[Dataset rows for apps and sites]
☆ ☆ ☆ ☆

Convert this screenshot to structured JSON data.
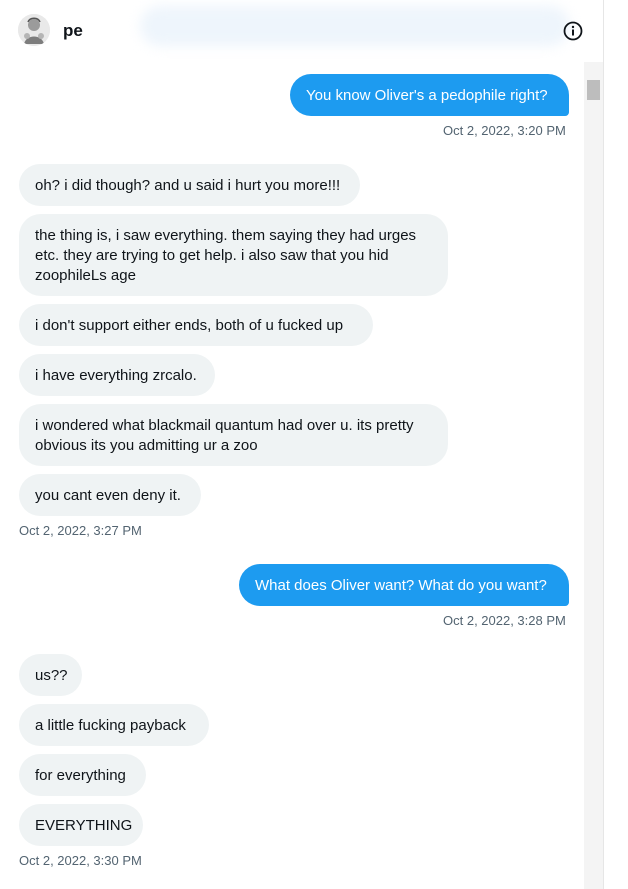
{
  "header": {
    "username": "pe"
  },
  "icons": {
    "avatar": "avatar-image",
    "info": "info-icon"
  },
  "colors": {
    "sent_bubble": "#1d9bf0",
    "received_bubble": "#eff3f4",
    "timestamp": "#536471"
  },
  "messages": [
    {
      "dir": "sent",
      "text": "You know Oliver's a pedophile right?"
    },
    {
      "dir": "sent_ts",
      "text": "Oct 2, 2022, 3:20 PM"
    },
    {
      "dir": "recv",
      "text": "oh? i did though? and u said i hurt you more!!!"
    },
    {
      "dir": "recv",
      "text": "the thing is, i saw everything. them saying they had urges etc. they are trying to get help. i also saw that you hid zoophileLs age"
    },
    {
      "dir": "recv",
      "text": "i don't support either ends, both of u fucked up"
    },
    {
      "dir": "recv",
      "text": "i have everything zrcalo."
    },
    {
      "dir": "recv",
      "text": "i wondered what blackmail quantum had over u. its pretty obvious its you admitting ur a zoo"
    },
    {
      "dir": "recv",
      "text": "you cant even deny it."
    },
    {
      "dir": "recv_ts",
      "text": "Oct 2, 2022, 3:27 PM"
    },
    {
      "dir": "sent",
      "text": "What does Oliver want? What do you want?"
    },
    {
      "dir": "sent_ts",
      "text": "Oct 2, 2022, 3:28 PM"
    },
    {
      "dir": "recv",
      "text": "us??"
    },
    {
      "dir": "recv",
      "text": "a little fucking payback"
    },
    {
      "dir": "recv",
      "text": "for everything"
    },
    {
      "dir": "recv",
      "text": "EVERYTHING"
    },
    {
      "dir": "recv_ts",
      "text": "Oct 2, 2022, 3:30 PM"
    }
  ]
}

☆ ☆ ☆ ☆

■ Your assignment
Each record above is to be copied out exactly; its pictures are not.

■ Task solution
Convert this screenshot to structured JSON data.
{
  "header": {
    "username": "pe"
  },
  "icons": {
    "avatar": "avatar-image",
    "info": "info-icon"
  },
  "colors": {
    "sent_bubble": "#1d9bf0",
    "received_bubble": "#eff3f4",
    "timestamp": "#536471"
  },
  "messages": [
    {
      "dir": "sent",
      "text": "You know Oliver's a pedophile right?"
    },
    {
      "dir": "sent_ts",
      "text": "Oct 2, 2022, 3:20 PM"
    },
    {
      "dir": "recv",
      "text": "oh? i did though? and u said i hurt you more!!!"
    },
    {
      "dir": "recv",
      "text": "the thing is, i saw everything. them saying they had urges etc. they are trying to get help. i also saw that you hid zoophileLs age"
    },
    {
      "dir": "recv",
      "text": "i don't support either ends, both of u fucked up"
    },
    {
      "dir": "recv",
      "text": "i have everything zrcalo."
    },
    {
      "dir": "recv",
      "text": "i wondered what blackmail quantum had over u. its pretty obvious its you admitting ur a zoo"
    },
    {
      "dir": "recv",
      "text": "you cant even deny it."
    },
    {
      "dir": "recv_ts",
      "text": "Oct 2, 2022, 3:27 PM"
    },
    {
      "dir": "sent",
      "text": "What does Oliver want? What do you want?"
    },
    {
      "dir": "sent_ts",
      "text": "Oct 2, 2022, 3:28 PM"
    },
    {
      "dir": "recv",
      "text": "us??"
    },
    {
      "dir": "recv",
      "text": "a little fucking payback"
    },
    {
      "dir": "recv",
      "text": "for everything"
    },
    {
      "dir": "recv",
      "text": "EVERYTHING"
    },
    {
      "dir": "recv_ts",
      "text": "Oct 2, 2022, 3:30 PM"
    }
  ]
}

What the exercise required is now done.